SUPPLIED RECORDS:
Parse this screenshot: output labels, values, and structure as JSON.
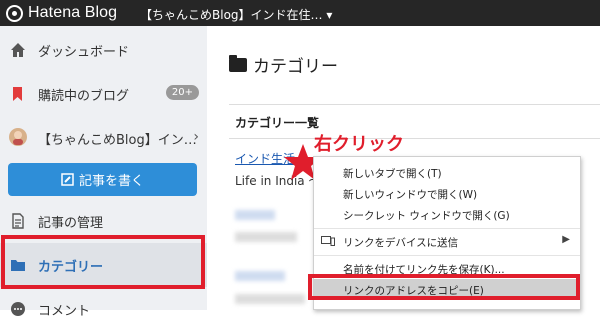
{
  "topbar": {
    "logo_text": "Hatena Blog",
    "blog_name": "【ちゃんこめBlog】インド在住… ▾"
  },
  "sidebar": {
    "items": [
      {
        "label": "ダッシュボード",
        "icon": "home-icon"
      },
      {
        "label": "購読中のブログ",
        "icon": "bookmark-icon",
        "badge": "20+"
      },
      {
        "label": "【ちゃんこめBlog】イン…",
        "icon": "avatar"
      },
      {
        "label": "記事の管理",
        "icon": "document-icon"
      },
      {
        "label": "カテゴリー",
        "icon": "folder-icon"
      },
      {
        "label": "コメント",
        "icon": "comment-icon"
      }
    ],
    "write_button": "記事を書く",
    "chevron": "›"
  },
  "main": {
    "page_title": "カテゴリー",
    "section_title": "カテゴリー一覧",
    "link1": "インド生活",
    "desc1": "Life in India ～"
  },
  "callout": "右クリック",
  "context_menu": {
    "items": [
      {
        "label": "新しいタブで開く(T)"
      },
      {
        "label": "新しいウィンドウで開く(W)"
      },
      {
        "label": "シークレット ウィンドウで開く(G)"
      },
      {
        "label": "リンクをデバイスに送信",
        "icon": "devices-icon",
        "arrow": "▶"
      },
      {
        "label": "名前を付けてリンク先を保存(K)..."
      },
      {
        "label": "リンクのアドレスをコピー(E)"
      }
    ]
  },
  "colors": {
    "accent_red": "#e01e2c",
    "primary_blue": "#2e8ed8",
    "topbar": "#262626"
  }
}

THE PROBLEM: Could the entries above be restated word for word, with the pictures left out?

COMPLETED EXERCISE:
Parse this screenshot: output labels, values, and structure as JSON.
{
  "topbar": {
    "logo_text": "Hatena Blog",
    "blog_name": "【ちゃんこめBlog】インド在住… ▾"
  },
  "sidebar": {
    "items": [
      {
        "label": "ダッシュボード",
        "icon": "home-icon"
      },
      {
        "label": "購読中のブログ",
        "icon": "bookmark-icon",
        "badge": "20+"
      },
      {
        "label": "【ちゃんこめBlog】イン…",
        "icon": "avatar"
      },
      {
        "label": "記事の管理",
        "icon": "document-icon"
      },
      {
        "label": "カテゴリー",
        "icon": "folder-icon"
      },
      {
        "label": "コメント",
        "icon": "comment-icon"
      }
    ],
    "write_button": "記事を書く",
    "chevron": "›"
  },
  "main": {
    "page_title": "カテゴリー",
    "section_title": "カテゴリー一覧",
    "link1": "インド生活",
    "desc1": "Life in India ～"
  },
  "callout": "右クリック",
  "context_menu": {
    "items": [
      {
        "label": "新しいタブで開く(T)"
      },
      {
        "label": "新しいウィンドウで開く(W)"
      },
      {
        "label": "シークレット ウィンドウで開く(G)"
      },
      {
        "label": "リンクをデバイスに送信",
        "icon": "devices-icon",
        "arrow": "▶"
      },
      {
        "label": "名前を付けてリンク先を保存(K)..."
      },
      {
        "label": "リンクのアドレスをコピー(E)"
      }
    ]
  },
  "colors": {
    "accent_red": "#e01e2c",
    "primary_blue": "#2e8ed8",
    "topbar": "#262626"
  }
}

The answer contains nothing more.